*** Opening of EXTRACTED DATA ***

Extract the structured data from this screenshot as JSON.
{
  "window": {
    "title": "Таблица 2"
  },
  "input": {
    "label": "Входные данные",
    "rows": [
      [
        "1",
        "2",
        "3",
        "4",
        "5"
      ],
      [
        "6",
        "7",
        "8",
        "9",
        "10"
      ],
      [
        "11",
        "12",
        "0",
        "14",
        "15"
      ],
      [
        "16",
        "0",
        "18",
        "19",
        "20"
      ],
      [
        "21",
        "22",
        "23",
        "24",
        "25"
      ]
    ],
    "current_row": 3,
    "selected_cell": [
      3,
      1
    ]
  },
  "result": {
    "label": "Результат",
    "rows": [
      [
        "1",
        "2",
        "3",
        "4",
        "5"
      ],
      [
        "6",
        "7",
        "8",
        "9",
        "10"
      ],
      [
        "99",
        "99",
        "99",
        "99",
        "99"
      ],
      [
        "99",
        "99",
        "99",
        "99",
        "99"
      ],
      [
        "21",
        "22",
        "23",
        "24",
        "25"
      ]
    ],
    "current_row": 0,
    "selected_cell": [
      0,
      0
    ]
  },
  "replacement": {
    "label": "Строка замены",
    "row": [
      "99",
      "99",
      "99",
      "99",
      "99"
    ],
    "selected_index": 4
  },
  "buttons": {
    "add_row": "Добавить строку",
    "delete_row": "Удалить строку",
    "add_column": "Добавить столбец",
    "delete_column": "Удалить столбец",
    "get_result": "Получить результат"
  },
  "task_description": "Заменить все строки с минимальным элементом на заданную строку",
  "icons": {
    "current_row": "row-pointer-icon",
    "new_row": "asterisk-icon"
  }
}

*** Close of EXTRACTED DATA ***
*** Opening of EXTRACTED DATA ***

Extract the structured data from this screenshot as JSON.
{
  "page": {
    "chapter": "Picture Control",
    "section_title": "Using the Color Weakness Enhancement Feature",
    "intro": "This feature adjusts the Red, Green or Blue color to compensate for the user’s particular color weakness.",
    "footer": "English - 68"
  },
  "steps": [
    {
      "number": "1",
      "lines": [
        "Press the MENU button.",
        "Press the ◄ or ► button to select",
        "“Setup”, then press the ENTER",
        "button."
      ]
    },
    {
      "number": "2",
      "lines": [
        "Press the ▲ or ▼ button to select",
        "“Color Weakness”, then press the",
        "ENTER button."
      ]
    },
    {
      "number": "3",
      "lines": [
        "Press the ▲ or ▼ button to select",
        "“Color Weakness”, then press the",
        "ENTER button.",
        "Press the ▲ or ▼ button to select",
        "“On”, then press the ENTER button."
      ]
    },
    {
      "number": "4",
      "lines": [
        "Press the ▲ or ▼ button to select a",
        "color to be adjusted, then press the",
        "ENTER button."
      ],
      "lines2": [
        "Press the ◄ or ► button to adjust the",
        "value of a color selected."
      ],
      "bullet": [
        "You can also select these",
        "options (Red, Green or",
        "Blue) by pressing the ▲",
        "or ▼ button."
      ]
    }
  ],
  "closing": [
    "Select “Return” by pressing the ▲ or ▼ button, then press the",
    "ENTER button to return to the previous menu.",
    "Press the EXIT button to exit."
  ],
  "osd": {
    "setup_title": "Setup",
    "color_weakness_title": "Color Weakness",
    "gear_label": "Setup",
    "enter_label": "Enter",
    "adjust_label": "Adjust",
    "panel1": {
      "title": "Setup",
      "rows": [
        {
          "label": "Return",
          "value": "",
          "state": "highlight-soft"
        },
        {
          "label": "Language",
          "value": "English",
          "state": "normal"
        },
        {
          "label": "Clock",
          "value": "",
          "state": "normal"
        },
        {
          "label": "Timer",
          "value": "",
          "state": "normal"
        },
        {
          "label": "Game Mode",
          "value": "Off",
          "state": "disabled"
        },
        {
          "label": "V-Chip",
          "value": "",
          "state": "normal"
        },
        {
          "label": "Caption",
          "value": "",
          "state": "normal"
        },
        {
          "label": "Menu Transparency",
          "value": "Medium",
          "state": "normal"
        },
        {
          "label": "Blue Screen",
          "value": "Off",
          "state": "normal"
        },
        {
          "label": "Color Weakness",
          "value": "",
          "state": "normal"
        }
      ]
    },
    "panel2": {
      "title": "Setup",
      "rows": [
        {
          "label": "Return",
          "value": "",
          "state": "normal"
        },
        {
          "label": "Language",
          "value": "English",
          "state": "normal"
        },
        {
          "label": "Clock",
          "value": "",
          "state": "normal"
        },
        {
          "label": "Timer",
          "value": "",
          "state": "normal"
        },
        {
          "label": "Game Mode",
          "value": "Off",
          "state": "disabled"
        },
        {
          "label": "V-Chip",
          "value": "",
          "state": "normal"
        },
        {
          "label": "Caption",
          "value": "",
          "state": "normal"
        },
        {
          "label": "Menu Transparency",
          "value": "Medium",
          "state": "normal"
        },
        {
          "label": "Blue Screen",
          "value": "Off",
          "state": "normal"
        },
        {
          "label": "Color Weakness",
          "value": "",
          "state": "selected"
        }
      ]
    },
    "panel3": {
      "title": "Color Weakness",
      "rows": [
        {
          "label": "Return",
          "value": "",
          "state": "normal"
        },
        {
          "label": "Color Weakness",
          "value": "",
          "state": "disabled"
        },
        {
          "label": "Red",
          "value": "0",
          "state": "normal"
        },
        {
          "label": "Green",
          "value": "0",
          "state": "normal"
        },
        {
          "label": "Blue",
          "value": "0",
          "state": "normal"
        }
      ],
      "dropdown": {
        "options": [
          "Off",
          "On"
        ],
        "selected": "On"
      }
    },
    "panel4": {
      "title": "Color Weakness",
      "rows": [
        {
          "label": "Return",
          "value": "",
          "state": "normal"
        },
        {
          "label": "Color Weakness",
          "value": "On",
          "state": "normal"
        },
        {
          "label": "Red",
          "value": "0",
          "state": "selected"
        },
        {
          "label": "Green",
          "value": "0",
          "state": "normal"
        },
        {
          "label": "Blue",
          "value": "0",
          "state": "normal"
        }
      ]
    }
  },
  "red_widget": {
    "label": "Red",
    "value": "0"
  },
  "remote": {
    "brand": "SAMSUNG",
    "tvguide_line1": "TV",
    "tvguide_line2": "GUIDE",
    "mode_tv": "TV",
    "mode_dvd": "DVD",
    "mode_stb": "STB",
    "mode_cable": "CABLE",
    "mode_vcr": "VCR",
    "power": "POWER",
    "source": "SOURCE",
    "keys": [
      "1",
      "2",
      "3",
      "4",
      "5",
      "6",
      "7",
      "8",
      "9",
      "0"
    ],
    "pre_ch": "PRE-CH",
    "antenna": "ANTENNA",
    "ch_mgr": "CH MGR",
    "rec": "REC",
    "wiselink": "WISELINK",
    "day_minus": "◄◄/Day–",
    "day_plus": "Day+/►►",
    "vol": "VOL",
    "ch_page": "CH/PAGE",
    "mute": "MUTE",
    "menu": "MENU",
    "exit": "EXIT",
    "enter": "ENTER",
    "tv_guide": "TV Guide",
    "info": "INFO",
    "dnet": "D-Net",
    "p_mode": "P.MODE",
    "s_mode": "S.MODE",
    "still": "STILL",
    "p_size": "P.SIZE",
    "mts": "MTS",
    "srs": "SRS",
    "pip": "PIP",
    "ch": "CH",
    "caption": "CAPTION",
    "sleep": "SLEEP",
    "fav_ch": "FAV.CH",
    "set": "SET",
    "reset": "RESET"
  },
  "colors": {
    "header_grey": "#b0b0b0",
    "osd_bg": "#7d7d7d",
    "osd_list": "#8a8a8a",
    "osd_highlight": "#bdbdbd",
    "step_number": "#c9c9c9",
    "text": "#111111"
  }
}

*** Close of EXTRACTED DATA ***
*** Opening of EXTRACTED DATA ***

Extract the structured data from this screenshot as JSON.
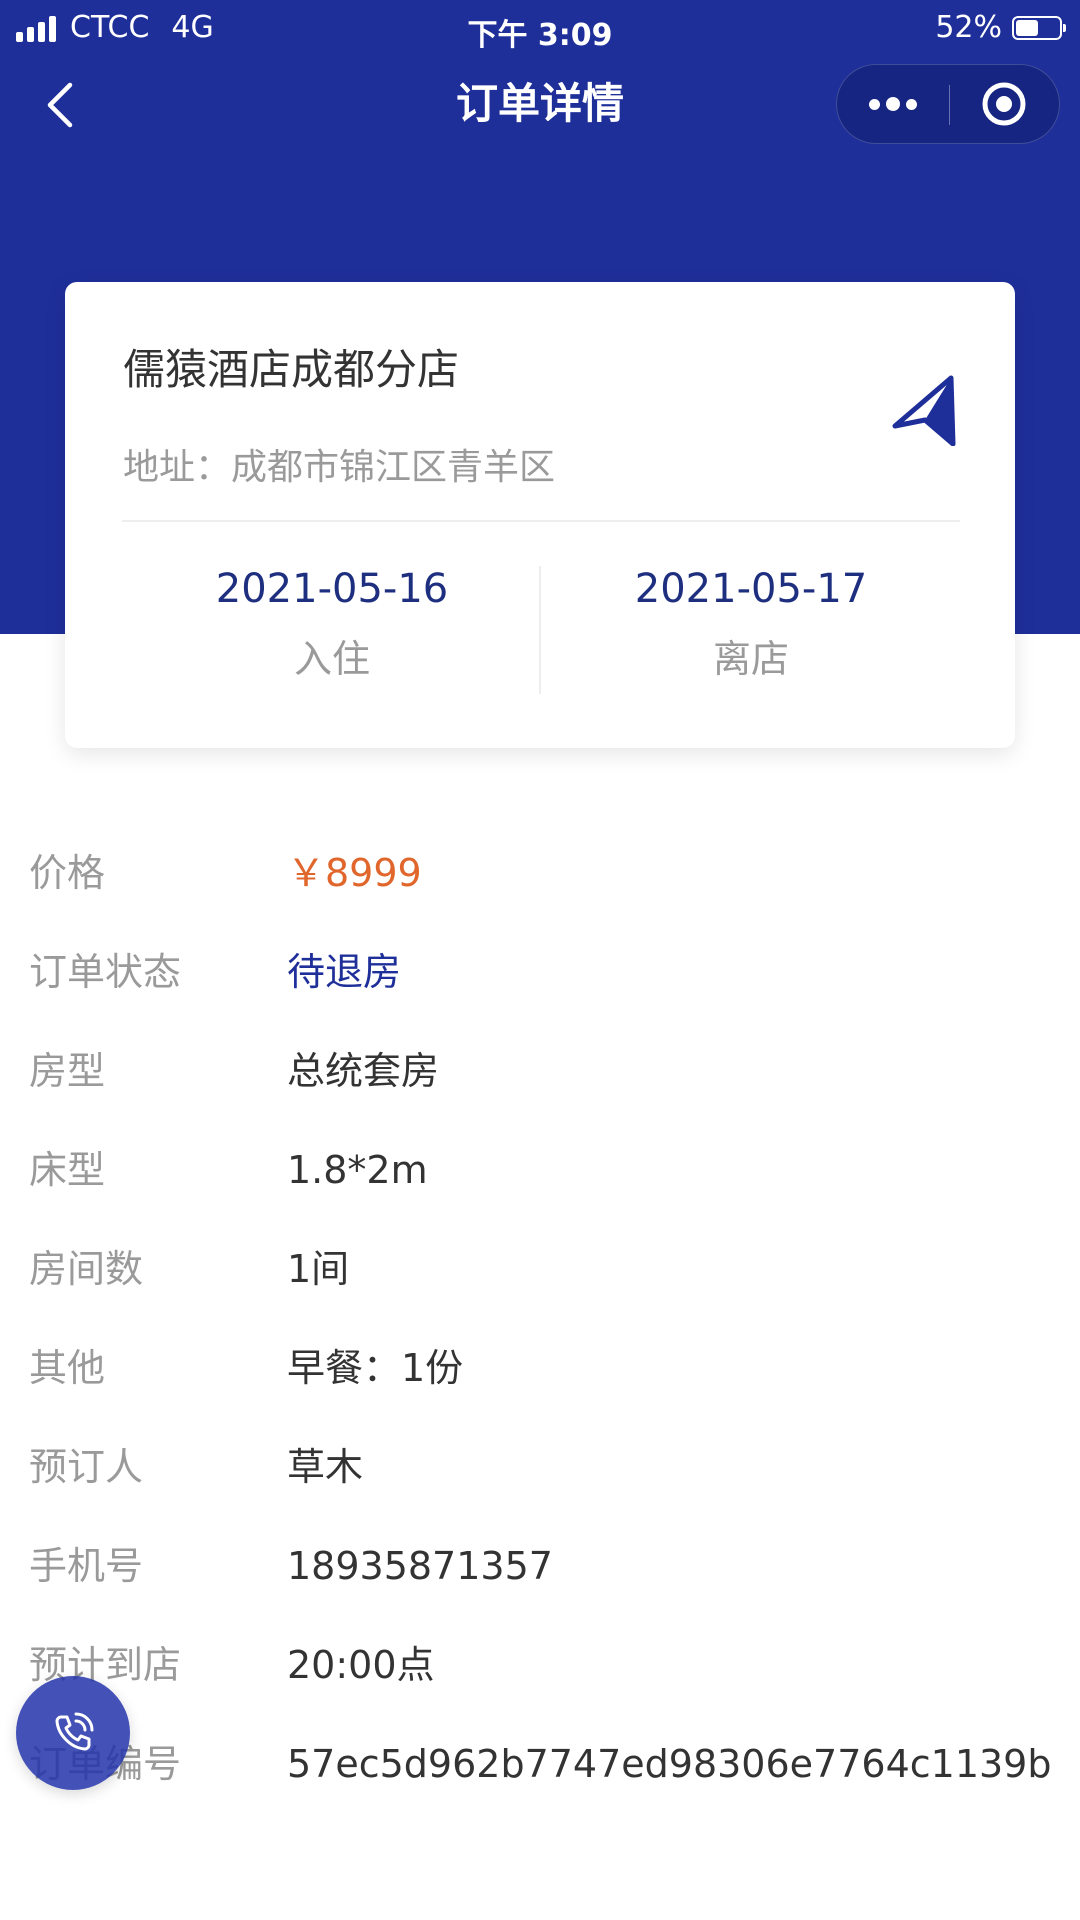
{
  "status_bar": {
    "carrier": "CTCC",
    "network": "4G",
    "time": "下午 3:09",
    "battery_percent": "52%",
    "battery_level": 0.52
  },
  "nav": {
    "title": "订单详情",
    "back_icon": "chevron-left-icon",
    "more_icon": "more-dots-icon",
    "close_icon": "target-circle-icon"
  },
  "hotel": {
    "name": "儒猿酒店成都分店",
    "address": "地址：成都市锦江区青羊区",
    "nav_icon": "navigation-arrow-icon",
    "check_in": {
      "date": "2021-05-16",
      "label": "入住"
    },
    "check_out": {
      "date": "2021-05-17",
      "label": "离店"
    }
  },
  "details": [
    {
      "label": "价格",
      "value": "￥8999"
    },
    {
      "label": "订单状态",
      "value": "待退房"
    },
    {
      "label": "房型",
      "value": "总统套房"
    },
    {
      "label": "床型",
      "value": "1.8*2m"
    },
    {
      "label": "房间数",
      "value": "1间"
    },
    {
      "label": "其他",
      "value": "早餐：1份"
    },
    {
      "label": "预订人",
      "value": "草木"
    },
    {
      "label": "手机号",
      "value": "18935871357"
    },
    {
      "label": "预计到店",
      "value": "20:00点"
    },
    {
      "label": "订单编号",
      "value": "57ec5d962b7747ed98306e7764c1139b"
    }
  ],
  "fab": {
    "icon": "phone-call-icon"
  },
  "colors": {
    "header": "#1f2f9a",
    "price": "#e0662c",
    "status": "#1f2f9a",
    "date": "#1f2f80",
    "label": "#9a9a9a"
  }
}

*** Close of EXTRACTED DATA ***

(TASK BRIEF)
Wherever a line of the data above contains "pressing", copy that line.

(ANSWER FOR THE TASK)
        "Blue) by pressing the ▲",
    "Select “Return” by pressing the ▲ or ▼ button, then press the",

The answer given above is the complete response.